→ WHAT YOU HAVE TO DO: The full listing below should be repeated exactly.

--- THE DATA Enclosed Below ---

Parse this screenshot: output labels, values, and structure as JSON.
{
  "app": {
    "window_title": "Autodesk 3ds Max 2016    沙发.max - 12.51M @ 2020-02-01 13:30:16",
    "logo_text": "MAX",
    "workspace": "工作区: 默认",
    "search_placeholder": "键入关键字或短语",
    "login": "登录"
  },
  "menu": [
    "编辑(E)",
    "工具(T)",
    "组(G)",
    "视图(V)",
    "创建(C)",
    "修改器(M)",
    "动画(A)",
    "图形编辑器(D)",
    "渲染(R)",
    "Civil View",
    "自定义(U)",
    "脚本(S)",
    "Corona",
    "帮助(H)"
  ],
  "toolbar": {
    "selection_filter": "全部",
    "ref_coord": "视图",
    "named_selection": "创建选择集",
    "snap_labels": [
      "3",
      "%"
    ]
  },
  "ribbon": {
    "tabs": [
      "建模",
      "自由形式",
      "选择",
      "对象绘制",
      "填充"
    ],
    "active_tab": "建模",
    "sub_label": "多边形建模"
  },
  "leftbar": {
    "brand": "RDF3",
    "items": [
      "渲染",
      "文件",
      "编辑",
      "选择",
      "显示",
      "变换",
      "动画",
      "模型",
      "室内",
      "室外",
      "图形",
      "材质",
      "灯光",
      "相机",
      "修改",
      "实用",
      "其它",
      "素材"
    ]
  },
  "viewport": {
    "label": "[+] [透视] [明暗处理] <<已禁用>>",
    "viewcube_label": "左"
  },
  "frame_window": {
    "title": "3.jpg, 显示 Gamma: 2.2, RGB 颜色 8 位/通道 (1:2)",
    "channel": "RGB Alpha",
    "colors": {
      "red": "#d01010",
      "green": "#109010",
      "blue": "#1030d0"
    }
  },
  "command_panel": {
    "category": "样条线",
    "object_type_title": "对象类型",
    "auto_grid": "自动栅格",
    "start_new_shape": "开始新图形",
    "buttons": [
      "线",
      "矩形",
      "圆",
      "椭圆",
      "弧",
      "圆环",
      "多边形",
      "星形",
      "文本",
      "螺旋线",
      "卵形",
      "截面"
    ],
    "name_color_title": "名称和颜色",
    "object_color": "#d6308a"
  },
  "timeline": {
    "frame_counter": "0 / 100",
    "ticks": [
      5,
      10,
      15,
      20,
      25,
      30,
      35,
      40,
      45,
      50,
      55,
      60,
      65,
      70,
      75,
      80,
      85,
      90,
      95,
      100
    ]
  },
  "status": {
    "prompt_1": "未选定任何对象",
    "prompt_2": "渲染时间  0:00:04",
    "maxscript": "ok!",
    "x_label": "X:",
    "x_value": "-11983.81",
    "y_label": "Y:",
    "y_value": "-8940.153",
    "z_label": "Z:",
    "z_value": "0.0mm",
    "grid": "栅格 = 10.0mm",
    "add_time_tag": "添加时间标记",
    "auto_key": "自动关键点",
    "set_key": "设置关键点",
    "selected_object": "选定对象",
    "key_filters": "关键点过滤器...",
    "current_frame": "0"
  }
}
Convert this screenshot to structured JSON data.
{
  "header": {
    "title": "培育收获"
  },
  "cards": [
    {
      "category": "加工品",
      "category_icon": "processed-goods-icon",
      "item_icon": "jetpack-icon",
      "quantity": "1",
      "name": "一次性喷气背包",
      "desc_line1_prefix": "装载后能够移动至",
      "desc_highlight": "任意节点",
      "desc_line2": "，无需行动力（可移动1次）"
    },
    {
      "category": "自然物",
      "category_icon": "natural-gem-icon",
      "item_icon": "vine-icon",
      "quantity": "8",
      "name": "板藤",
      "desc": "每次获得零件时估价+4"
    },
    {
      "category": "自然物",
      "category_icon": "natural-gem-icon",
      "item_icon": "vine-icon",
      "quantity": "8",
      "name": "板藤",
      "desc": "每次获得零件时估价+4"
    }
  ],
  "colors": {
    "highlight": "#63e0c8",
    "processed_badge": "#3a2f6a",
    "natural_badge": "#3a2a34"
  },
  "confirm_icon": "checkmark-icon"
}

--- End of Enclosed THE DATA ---

→ SOLUTION:
Parse this screenshot: output labels, values, and structure as JSON.
{
  "app": {
    "window_title": "Autodesk 3ds Max 2016    沙发.max - 12.51M @ 2020-02-01 13:30:16",
    "logo_text": "MAX",
    "workspace": "工作区: 默认",
    "search_placeholder": "键入关键字或短语",
    "login": "登录"
  },
  "menu": [
    "编辑(E)",
    "工具(T)",
    "组(G)",
    "视图(V)",
    "创建(C)",
    "修改器(M)",
    "动画(A)",
    "图形编辑器(D)",
    "渲染(R)",
    "Civil View",
    "自定义(U)",
    "脚本(S)",
    "Corona",
    "帮助(H)"
  ],
  "toolbar": {
    "selection_filter": "全部",
    "ref_coord": "视图",
    "named_selection": "创建选择集",
    "snap_labels": [
      "3",
      "%"
    ]
  },
  "ribbon": {
    "tabs": [
      "建模",
      "自由形式",
      "选择",
      "对象绘制",
      "填充"
    ],
    "active_tab": "建模",
    "sub_label": "多边形建模"
  },
  "leftbar": {
    "brand": "RDF3",
    "items": [
      "渲染",
      "文件",
      "编辑",
      "选择",
      "显示",
      "变换",
      "动画",
      "模型",
      "室内",
      "室外",
      "图形",
      "材质",
      "灯光",
      "相机",
      "修改",
      "实用",
      "其它",
      "素材"
    ]
  },
  "viewport": {
    "label": "[+] [透视] [明暗处理] <<已禁用>>",
    "viewcube_label": "左"
  },
  "frame_window": {
    "title": "3.jpg, 显示 Gamma: 2.2, RGB 颜色 8 位/通道 (1:2)",
    "channel": "RGB Alpha",
    "colors": {
      "red": "#d01010",
      "green": "#109010",
      "blue": "#1030d0"
    }
  },
  "command_panel": {
    "category": "样条线",
    "object_type_title": "对象类型",
    "auto_grid": "自动栅格",
    "start_new_shape": "开始新图形",
    "buttons": [
      "线",
      "矩形",
      "圆",
      "椭圆",
      "弧",
      "圆环",
      "多边形",
      "星形",
      "文本",
      "螺旋线",
      "卵形",
      "截面"
    ],
    "name_color_title": "名称和颜色",
    "object_color": "#d6308a"
  },
  "timeline": {
    "frame_counter": "0 / 100",
    "ticks": [
      5,
      10,
      15,
      20,
      25,
      30,
      35,
      40,
      45,
      50,
      55,
      60,
      65,
      70,
      75,
      80,
      85,
      90,
      95,
      100
    ]
  },
  "status": {
    "prompt_1": "未选定任何对象",
    "prompt_2": "渲染时间  0:00:04",
    "maxscript": "ok!",
    "x_label": "X:",
    "x_value": "-11983.81",
    "y_label": "Y:",
    "y_value": "-8940.153",
    "z_label": "Z:",
    "z_value": "0.0mm",
    "grid": "栅格 = 10.0mm",
    "add_time_tag": "添加时间标记",
    "auto_key": "自动关键点",
    "set_key": "设置关键点",
    "selected_object": "选定对象",
    "key_filters": "关键点过滤器...",
    "current_frame": "0"
  }
}
Convert this screenshot to structured JSON data.
{
  "header": {
    "title": "培育收获"
  },
  "cards": [
    {
      "category": "加工品",
      "category_icon": "processed-goods-icon",
      "item_icon": "jetpack-icon",
      "quantity": "1",
      "name": "一次性喷气背包",
      "desc_line1_prefix": "装载后能够移动至",
      "desc_highlight": "任意节点",
      "desc_line2": "，无需行动力（可移动1次）"
    },
    {
      "category": "自然物",
      "category_icon": "natural-gem-icon",
      "item_icon": "vine-icon",
      "quantity": "8",
      "name": "板藤",
      "desc": "每次获得零件时估价+4"
    },
    {
      "category": "自然物",
      "category_icon": "natural-gem-icon",
      "item_icon": "vine-icon",
      "quantity": "8",
      "name": "板藤",
      "desc": "每次获得零件时估价+4"
    }
  ],
  "colors": {
    "highlight": "#63e0c8",
    "processed_badge": "#3a2f6a",
    "natural_badge": "#3a2a34"
  },
  "confirm_icon": "checkmark-icon"
}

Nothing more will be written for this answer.